Meanwhile, for example, during the search for the young Kennedy’s plane, the screen read “Breaking News”. But it showed boats crisscrossing a placid Nantucket Sound, looking for debris as the camera showed only open water. During the state funeral, the wedding, the hijacking, longueurs take over. The impounded plane sits on the runway. The reporter at O.J. Simpson’s mansion reports breathlessly that nothing is going on. Amid the stasis, a few iconic images recycle endlessly; the Challenger explodes, O.J.’s white Bronco cruises down the freeway, the Murrah Building in Oklahoma City stands as an instant ruin, the fireman holds the dead child, Monica Lewinsky hugs President Clinton at the rope line, Clinton points his finger and denies having sex “with that woman,” and now hijacked jets smash again and again into the Twin Towers.

The pundits, barking heads, hunt for amusing or pontifical sidebars, striving to summon the nation to feelings all of us are supposed to feel, trying to power the display with emotional bursts that the pictures usually themselves do not engender.

In a genuine ongoing emergency – like the aftermath of the World Trade Center and Pentagon attacks of 11 September, 2001 – saturation coverage can carry much practical information. But mainly, emotions flow: grief, horror, anger, fear. No wonder steady viewers grow numb. Yet this feeling of stasis may be not so much a dramatic flaw as an attraction. The spectator’s burden of choice is, for once, lifted. You are riveted, your choices made for you. You duck in and out, check “what’s new.” Your opinion is polled, your talk radio calls and e-mails are solicited. You may feel privileged to be “a witness to history.”

Instant communities form on the Internet, jokes fly around the world via e-mail.
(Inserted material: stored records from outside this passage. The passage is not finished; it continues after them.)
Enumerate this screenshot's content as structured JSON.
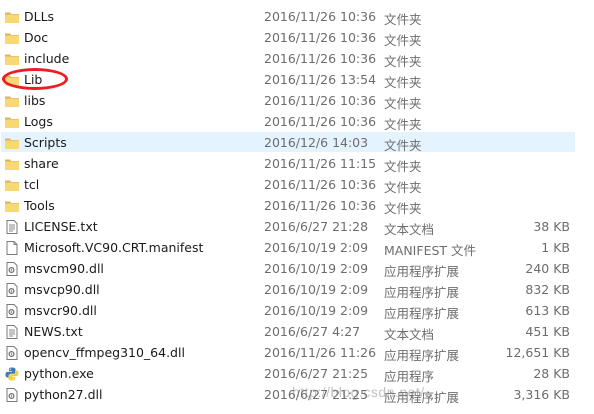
{
  "files": [
    {
      "name": "DLLs",
      "date": "2016/11/26 10:36",
      "type": "文件夹",
      "size": "",
      "icon": "folder-icon"
    },
    {
      "name": "Doc",
      "date": "2016/11/26 10:36",
      "type": "文件夹",
      "size": "",
      "icon": "folder-icon"
    },
    {
      "name": "include",
      "date": "2016/11/26 10:36",
      "type": "文件夹",
      "size": "",
      "icon": "folder-icon"
    },
    {
      "name": "Lib",
      "date": "2016/11/26 13:54",
      "type": "文件夹",
      "size": "",
      "icon": "folder-icon"
    },
    {
      "name": "libs",
      "date": "2016/11/26 10:36",
      "type": "文件夹",
      "size": "",
      "icon": "folder-icon"
    },
    {
      "name": "Logs",
      "date": "2016/11/26 10:36",
      "type": "文件夹",
      "size": "",
      "icon": "folder-icon"
    },
    {
      "name": "Scripts",
      "date": "2016/12/6 14:03",
      "type": "文件夹",
      "size": "",
      "icon": "folder-icon"
    },
    {
      "name": "share",
      "date": "2016/11/26 11:15",
      "type": "文件夹",
      "size": "",
      "icon": "folder-icon"
    },
    {
      "name": "tcl",
      "date": "2016/11/26 10:36",
      "type": "文件夹",
      "size": "",
      "icon": "folder-icon"
    },
    {
      "name": "Tools",
      "date": "2016/11/26 10:36",
      "type": "文件夹",
      "size": "",
      "icon": "folder-icon"
    },
    {
      "name": "LICENSE.txt",
      "date": "2016/6/27 21:28",
      "type": "文本文档",
      "size": "38 KB",
      "icon": "text-file-icon"
    },
    {
      "name": "Microsoft.VC90.CRT.manifest",
      "date": "2016/10/19 2:09",
      "type": "MANIFEST 文件",
      "size": "1 KB",
      "icon": "blank-file-icon"
    },
    {
      "name": "msvcm90.dll",
      "date": "2016/10/19 2:09",
      "type": "应用程序扩展",
      "size": "240 KB",
      "icon": "dll-file-icon"
    },
    {
      "name": "msvcp90.dll",
      "date": "2016/10/19 2:09",
      "type": "应用程序扩展",
      "size": "832 KB",
      "icon": "dll-file-icon"
    },
    {
      "name": "msvcr90.dll",
      "date": "2016/10/19 2:09",
      "type": "应用程序扩展",
      "size": "613 KB",
      "icon": "dll-file-icon"
    },
    {
      "name": "NEWS.txt",
      "date": "2016/6/27 4:27",
      "type": "文本文档",
      "size": "451 KB",
      "icon": "text-file-icon"
    },
    {
      "name": "opencv_ffmpeg310_64.dll",
      "date": "2016/11/26 11:26",
      "type": "应用程序扩展",
      "size": "12,651 KB",
      "icon": "dll-file-icon"
    },
    {
      "name": "python.exe",
      "date": "2016/6/27 21:25",
      "type": "应用程序",
      "size": "28 KB",
      "icon": "python-icon"
    },
    {
      "name": "python27.dll",
      "date": "2016/6/27 21:25",
      "type": "应用程序扩展",
      "size": "3,316 KB",
      "icon": "dll-file-icon"
    }
  ],
  "selected_index": 6,
  "annotation": {
    "target": "Lib",
    "color": "#ee1c25"
  },
  "watermark": "http://blog.csdn.net/..."
}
The people you run into share an automatic agenda – even if high on that agenda is disgust with the excess of coverage, expression of that disgust being itself a predictable feature of saturation coverage.

The ritual of common preoccupation seems to justify the intensity of the coverage in a self-justifying, ongoing torrent that takes us along with it.


We encourage anyone to comment, please consult the
oD commenting guidelines if you have any questions.